▶ PROBLEM STATEMENT:
The answer should match the entries that follow exactly, except that no image appears in it.

▶ RECORDS SUPPLIED:

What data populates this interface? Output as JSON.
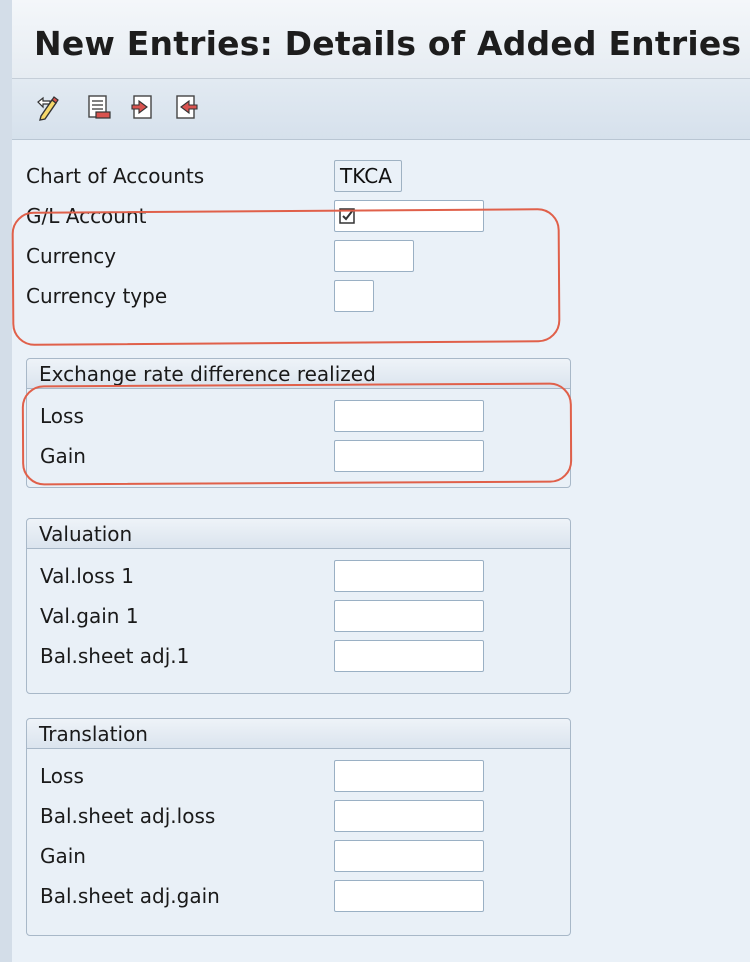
{
  "window": {
    "title": "New Entries: Details of Added Entries"
  },
  "toolbar": {
    "buttons": [
      {
        "icon": "display-change-icon"
      },
      {
        "icon": "delete-icon"
      },
      {
        "icon": "previous-entry-icon"
      },
      {
        "icon": "next-entry-icon"
      }
    ]
  },
  "header_fields": {
    "chart_of_accounts": {
      "label": "Chart of Accounts",
      "value": "TKCA"
    },
    "gl_account": {
      "label": "G/L Account",
      "value": ""
    },
    "currency": {
      "label": "Currency",
      "value": ""
    },
    "currency_type": {
      "label": "Currency type",
      "value": ""
    }
  },
  "groups": {
    "realized": {
      "title": "Exchange rate difference realized",
      "loss": {
        "label": "Loss",
        "value": ""
      },
      "gain": {
        "label": "Gain",
        "value": ""
      }
    },
    "valuation": {
      "title": "Valuation",
      "val_loss_1": {
        "label": "Val.loss 1",
        "value": ""
      },
      "val_gain_1": {
        "label": "Val.gain 1",
        "value": ""
      },
      "bal_sheet_adj_1": {
        "label": "Bal.sheet adj.1",
        "value": ""
      }
    },
    "translation": {
      "title": "Translation",
      "loss": {
        "label": "Loss",
        "value": ""
      },
      "bal_sheet_adj_loss": {
        "label": "Bal.sheet adj.loss",
        "value": ""
      },
      "gain": {
        "label": "Gain",
        "value": ""
      },
      "bal_sheet_adj_gain": {
        "label": "Bal.sheet adj.gain",
        "value": ""
      }
    }
  },
  "colors": {
    "highlight": "#e0604a",
    "background": "#e9f0f7"
  }
}
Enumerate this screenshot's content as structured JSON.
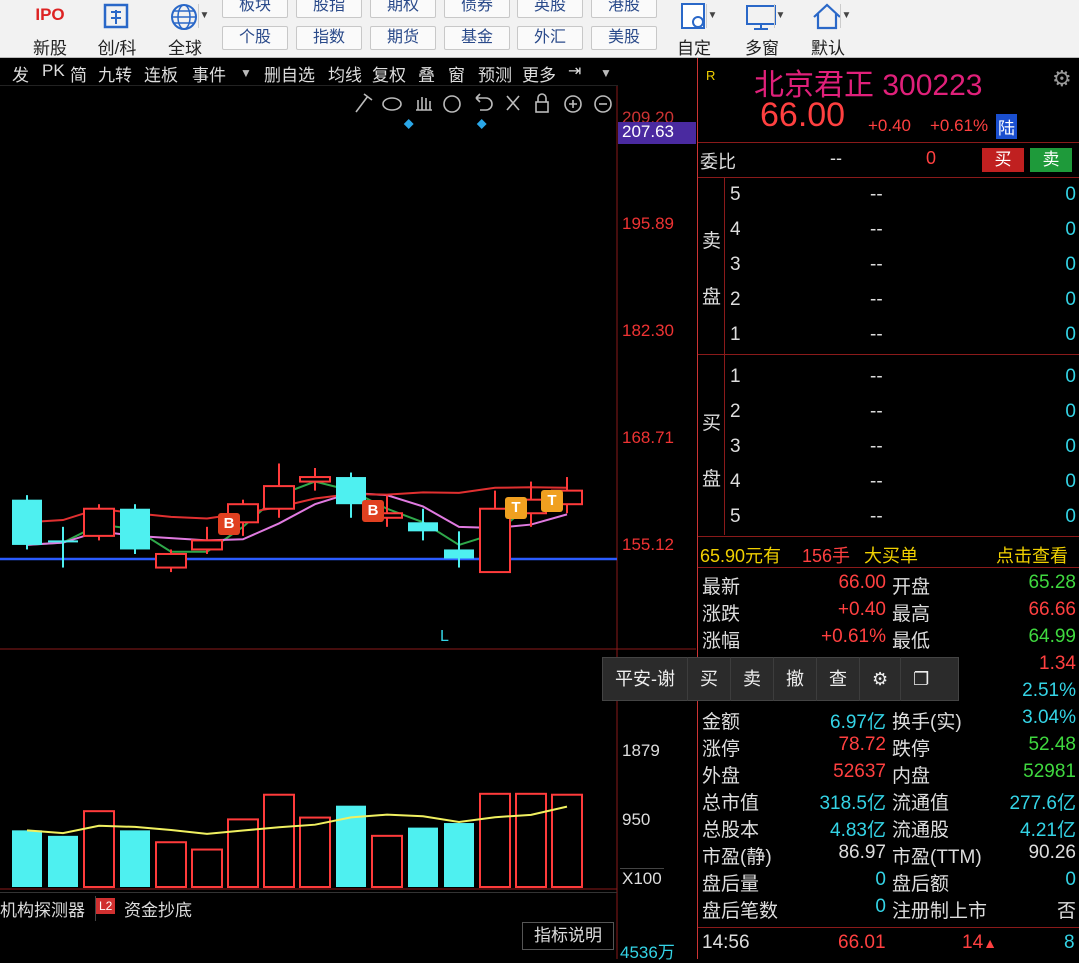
{
  "toolbar": {
    "big": [
      {
        "label": "新股",
        "icon": "ipo-icon"
      },
      {
        "label": "创/科",
        "icon": "chuang-icon"
      },
      {
        "label": "全球",
        "icon": "globe-icon"
      },
      {
        "label": "自定",
        "icon": "custom-icon"
      },
      {
        "label": "多窗",
        "icon": "multiwindow-icon"
      },
      {
        "label": "默认",
        "icon": "home-icon"
      }
    ],
    "ipo_text": "IPO",
    "row1": [
      "板块",
      "股指",
      "期权",
      "债券",
      "英股",
      "港股"
    ],
    "row2": [
      "个股",
      "指数",
      "期货",
      "基金",
      "外汇",
      "美股"
    ]
  },
  "chart_toolbar": [
    "发",
    "PK",
    "简",
    "九转",
    "连板",
    "事件",
    "删自选",
    "均线",
    "复权",
    "叠",
    "窗",
    "预测",
    "更多"
  ],
  "price_axis": [
    "209.20",
    "207.63",
    "195.89",
    "182.30",
    "168.71",
    "155.12"
  ],
  "volume_axis": [
    "1879",
    "950",
    "X100"
  ],
  "markers": {
    "b": "B",
    "t": "T",
    "l": "L"
  },
  "bottom_tabs": {
    "tab1": "机构探测器",
    "badge": "L2",
    "tab2": "资金抄底",
    "help": "指标说明",
    "vol": "4536万"
  },
  "quote": {
    "r_icon": "R",
    "name": "北京君正",
    "code": "300223",
    "price": "66.00",
    "change": "+0.40",
    "pct": "+0.61%",
    "lu": "陆",
    "weibi_label": "委比",
    "weibi_val": "--",
    "weibi_num": "0",
    "buy_btn": "买",
    "sell_btn": "卖",
    "sell_label_1": "卖",
    "sell_label_2": "盘",
    "buy_label_1": "买",
    "buy_label_2": "盘",
    "sell_levels": [
      [
        "5",
        "--",
        "0"
      ],
      [
        "4",
        "--",
        "0"
      ],
      [
        "3",
        "--",
        "0"
      ],
      [
        "2",
        "--",
        "0"
      ],
      [
        "1",
        "--",
        "0"
      ]
    ],
    "buy_levels": [
      [
        "1",
        "--",
        "0"
      ],
      [
        "2",
        "--",
        "0"
      ],
      [
        "3",
        "--",
        "0"
      ],
      [
        "4",
        "--",
        "0"
      ],
      [
        "5",
        "--",
        "0"
      ]
    ],
    "bigorder": {
      "amount": "65.90元有",
      "hands": "156手",
      "label": "大买单",
      "link": "点击查看"
    },
    "stats": [
      [
        "最新",
        "66.00",
        "red",
        "开盘",
        "65.28",
        "green"
      ],
      [
        "涨跌",
        "+0.40",
        "red",
        "最高",
        "66.66",
        "red"
      ],
      [
        "涨幅",
        "+0.61%",
        "red",
        "最低",
        "64.99",
        "green"
      ],
      [
        "",
        "",
        "",
        "",
        "1.34",
        "red"
      ],
      [
        "",
        "",
        "",
        "",
        "2.51%",
        "cyan"
      ],
      [
        "金额",
        "6.97亿",
        "cyan",
        "换手(实)",
        "3.04%",
        "cyan"
      ],
      [
        "涨停",
        "78.72",
        "red",
        "跌停",
        "52.48",
        "green"
      ],
      [
        "外盘",
        "52637",
        "red",
        "内盘",
        "52981",
        "green"
      ],
      [
        "总市值",
        "318.5亿",
        "cyan",
        "流通值",
        "277.6亿",
        "cyan"
      ],
      [
        "总股本",
        "4.83亿",
        "cyan",
        "流通股",
        "4.21亿",
        "cyan"
      ],
      [
        "市盈(静)",
        "86.97",
        "white",
        "市盈(TTM)",
        "90.26",
        "white"
      ],
      [
        "盘后量",
        "0",
        "cyan",
        "盘后额",
        "0",
        "cyan"
      ],
      [
        "盘后笔数",
        "0",
        "cyan",
        "注册制上市",
        "否",
        "white"
      ]
    ],
    "tick": {
      "time": "14:56",
      "price": "66.01",
      "vol": "14",
      "n": "8"
    }
  },
  "trade_popup": {
    "account": "平安-谢",
    "buy": "买",
    "sell": "卖",
    "cancel": "撤",
    "query": "查"
  },
  "chart_data": {
    "type": "candlestick",
    "ylim": [
      150,
      210
    ],
    "candles": [
      {
        "o": 166.5,
        "c": 161.5,
        "h": 167,
        "l": 161,
        "up": false
      },
      {
        "o": 162,
        "c": 162,
        "h": 163.5,
        "l": 159,
        "up": false
      },
      {
        "o": 162.5,
        "c": 165.5,
        "h": 166,
        "l": 162,
        "up": true
      },
      {
        "o": 165.5,
        "c": 161,
        "h": 166,
        "l": 160.5,
        "up": false
      },
      {
        "o": 159,
        "c": 160.5,
        "h": 161,
        "l": 158.5,
        "up": true
      },
      {
        "o": 162,
        "c": 161,
        "h": 163.5,
        "l": 160.5,
        "up": true
      },
      {
        "o": 164,
        "c": 166,
        "h": 166.5,
        "l": 162.5,
        "up": true
      },
      {
        "o": 165.5,
        "c": 168,
        "h": 170.5,
        "l": 164.5,
        "up": true
      },
      {
        "o": 168.5,
        "c": 169,
        "h": 170,
        "l": 167.5,
        "up": true
      },
      {
        "o": 169,
        "c": 166,
        "h": 169.5,
        "l": 164.5,
        "up": false
      },
      {
        "o": 164.5,
        "c": 165,
        "h": 167,
        "l": 163.5,
        "up": true
      },
      {
        "o": 164,
        "c": 163,
        "h": 165.5,
        "l": 162,
        "up": false
      },
      {
        "o": 161,
        "c": 160,
        "h": 163,
        "l": 159,
        "up": false
      },
      {
        "o": 158.5,
        "c": 165.5,
        "h": 167.5,
        "l": 158.5,
        "up": true
      },
      {
        "o": 165,
        "c": 166.5,
        "h": 168.5,
        "l": 163.5,
        "up": true
      },
      {
        "o": 166,
        "c": 167.5,
        "h": 169,
        "l": 165,
        "up": true
      }
    ],
    "volume": [
      620,
      560,
      830,
      620,
      490,
      410,
      740,
      1010,
      760,
      890,
      560,
      650,
      700,
      1020,
      1020,
      1010
    ],
    "volume_ylim": [
      0,
      2200
    ]
  }
}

▶ EXERCISE ANSWER:
What data populates this interface? Output as JSON.
{
  "window": {
    "title": "New Entries: Details of Added Entries"
  },
  "toolbar": {
    "buttons": [
      {
        "icon": "display-change-icon"
      },
      {
        "icon": "delete-icon"
      },
      {
        "icon": "previous-entry-icon"
      },
      {
        "icon": "next-entry-icon"
      }
    ]
  },
  "header_fields": {
    "chart_of_accounts": {
      "label": "Chart of Accounts",
      "value": "TKCA"
    },
    "gl_account": {
      "label": "G/L Account",
      "value": ""
    },
    "currency": {
      "label": "Currency",
      "value": ""
    },
    "currency_type": {
      "label": "Currency type",
      "value": ""
    }
  },
  "groups": {
    "realized": {
      "title": "Exchange rate difference realized",
      "loss": {
        "label": "Loss",
        "value": ""
      },
      "gain": {
        "label": "Gain",
        "value": ""
      }
    },
    "valuation": {
      "title": "Valuation",
      "val_loss_1": {
        "label": "Val.loss 1",
        "value": ""
      },
      "val_gain_1": {
        "label": "Val.gain 1",
        "value": ""
      },
      "bal_sheet_adj_1": {
        "label": "Bal.sheet adj.1",
        "value": ""
      }
    },
    "translation": {
      "title": "Translation",
      "loss": {
        "label": "Loss",
        "value": ""
      },
      "bal_sheet_adj_loss": {
        "label": "Bal.sheet adj.loss",
        "value": ""
      },
      "gain": {
        "label": "Gain",
        "value": ""
      },
      "bal_sheet_adj_gain": {
        "label": "Bal.sheet adj.gain",
        "value": ""
      }
    }
  },
  "colors": {
    "highlight": "#e0604a",
    "background": "#e9f0f7"
  }
}
Enumerate this screenshot's content as structured JSON.
{
  "toolbar": {
    "big": [
      {
        "label": "新股",
        "icon": "ipo-icon"
      },
      {
        "label": "创/科",
        "icon": "chuang-icon"
      },
      {
        "label": "全球",
        "icon": "globe-icon"
      },
      {
        "label": "自定",
        "icon": "custom-icon"
      },
      {
        "label": "多窗",
        "icon": "multiwindow-icon"
      },
      {
        "label": "默认",
        "icon": "home-icon"
      }
    ],
    "ipo_text": "IPO",
    "row1": [
      "板块",
      "股指",
      "期权",
      "债券",
      "英股",
      "港股"
    ],
    "row2": [
      "个股",
      "指数",
      "期货",
      "基金",
      "外汇",
      "美股"
    ]
  },
  "chart_toolbar": [
    "发",
    "PK",
    "简",
    "九转",
    "连板",
    "事件",
    "删自选",
    "均线",
    "复权",
    "叠",
    "窗",
    "预测",
    "更多"
  ],
  "price_axis": [
    "209.20",
    "207.63",
    "195.89",
    "182.30",
    "168.71",
    "155.12"
  ],
  "volume_axis": [
    "1879",
    "950",
    "X100"
  ],
  "markers": {
    "b": "B",
    "t": "T",
    "l": "L"
  },
  "bottom_tabs": {
    "tab1": "机构探测器",
    "badge": "L2",
    "tab2": "资金抄底",
    "help": "指标说明",
    "vol": "4536万"
  },
  "quote": {
    "r_icon": "R",
    "name": "北京君正",
    "code": "300223",
    "price": "66.00",
    "change": "+0.40",
    "pct": "+0.61%",
    "lu": "陆",
    "weibi_label": "委比",
    "weibi_val": "--",
    "weibi_num": "0",
    "buy_btn": "买",
    "sell_btn": "卖",
    "sell_label_1": "卖",
    "sell_label_2": "盘",
    "buy_label_1": "买",
    "buy_label_2": "盘",
    "sell_levels": [
      [
        "5",
        "--",
        "0"
      ],
      [
        "4",
        "--",
        "0"
      ],
      [
        "3",
        "--",
        "0"
      ],
      [
        "2",
        "--",
        "0"
      ],
      [
        "1",
        "--",
        "0"
      ]
    ],
    "buy_levels": [
      [
        "1",
        "--",
        "0"
      ],
      [
        "2",
        "--",
        "0"
      ],
      [
        "3",
        "--",
        "0"
      ],
      [
        "4",
        "--",
        "0"
      ],
      [
        "5",
        "--",
        "0"
      ]
    ],
    "bigorder": {
      "amount": "65.90元有",
      "hands": "156手",
      "label": "大买单",
      "link": "点击查看"
    },
    "stats": [
      [
        "最新",
        "66.00",
        "red",
        "开盘",
        "65.28",
        "green"
      ],
      [
        "涨跌",
        "+0.40",
        "red",
        "最高",
        "66.66",
        "red"
      ],
      [
        "涨幅",
        "+0.61%",
        "red",
        "最低",
        "64.99",
        "green"
      ],
      [
        "",
        "",
        "",
        "",
        "1.34",
        "red"
      ],
      [
        "",
        "",
        "",
        "",
        "2.51%",
        "cyan"
      ],
      [
        "金额",
        "6.97亿",
        "cyan",
        "换手(实)",
        "3.04%",
        "cyan"
      ],
      [
        "涨停",
        "78.72",
        "red",
        "跌停",
        "52.48",
        "green"
      ],
      [
        "外盘",
        "52637",
        "red",
        "内盘",
        "52981",
        "green"
      ],
      [
        "总市值",
        "318.5亿",
        "cyan",
        "流通值",
        "277.6亿",
        "cyan"
      ],
      [
        "总股本",
        "4.83亿",
        "cyan",
        "流通股",
        "4.21亿",
        "cyan"
      ],
      [
        "市盈(静)",
        "86.97",
        "white",
        "市盈(TTM)",
        "90.26",
        "white"
      ],
      [
        "盘后量",
        "0",
        "cyan",
        "盘后额",
        "0",
        "cyan"
      ],
      [
        "盘后笔数",
        "0",
        "cyan",
        "注册制上市",
        "否",
        "white"
      ]
    ],
    "tick": {
      "time": "14:56",
      "price": "66.01",
      "vol": "14",
      "n": "8"
    }
  },
  "trade_popup": {
    "account": "平安-谢",
    "buy": "买",
    "sell": "卖",
    "cancel": "撤",
    "query": "查"
  },
  "chart_data": {
    "type": "candlestick",
    "ylim": [
      150,
      210
    ],
    "candles": [
      {
        "o": 166.5,
        "c": 161.5,
        "h": 167,
        "l": 161,
        "up": false
      },
      {
        "o": 162,
        "c": 162,
        "h": 163.5,
        "l": 159,
        "up": false
      },
      {
        "o": 162.5,
        "c": 165.5,
        "h": 166,
        "l": 162,
        "up": true
      },
      {
        "o": 165.5,
        "c": 161,
        "h": 166,
        "l": 160.5,
        "up": false
      },
      {
        "o": 159,
        "c": 160.5,
        "h": 161,
        "l": 158.5,
        "up": true
      },
      {
        "o": 162,
        "c": 161,
        "h": 163.5,
        "l": 160.5,
        "up": true
      },
      {
        "o": 164,
        "c": 166,
        "h": 166.5,
        "l": 162.5,
        "up": true
      },
      {
        "o": 165.5,
        "c": 168,
        "h": 170.5,
        "l": 164.5,
        "up": true
      },
      {
        "o": 168.5,
        "c": 169,
        "h": 170,
        "l": 167.5,
        "up": true
      },
      {
        "o": 169,
        "c": 166,
        "h": 169.5,
        "l": 164.5,
        "up": false
      },
      {
        "o": 164.5,
        "c": 165,
        "h": 167,
        "l": 163.5,
        "up": true
      },
      {
        "o": 164,
        "c": 163,
        "h": 165.5,
        "l": 162,
        "up": false
      },
      {
        "o": 161,
        "c": 160,
        "h": 163,
        "l": 159,
        "up": false
      },
      {
        "o": 158.5,
        "c": 165.5,
        "h": 167.5,
        "l": 158.5,
        "up": true
      },
      {
        "o": 165,
        "c": 166.5,
        "h": 168.5,
        "l": 163.5,
        "up": true
      },
      {
        "o": 166,
        "c": 167.5,
        "h": 169,
        "l": 165,
        "up": true
      }
    ],
    "volume": [
      620,
      560,
      830,
      620,
      490,
      410,
      740,
      1010,
      760,
      890,
      560,
      650,
      700,
      1020,
      1020,
      1010
    ],
    "volume_ylim": [
      0,
      2200
    ]
  }
}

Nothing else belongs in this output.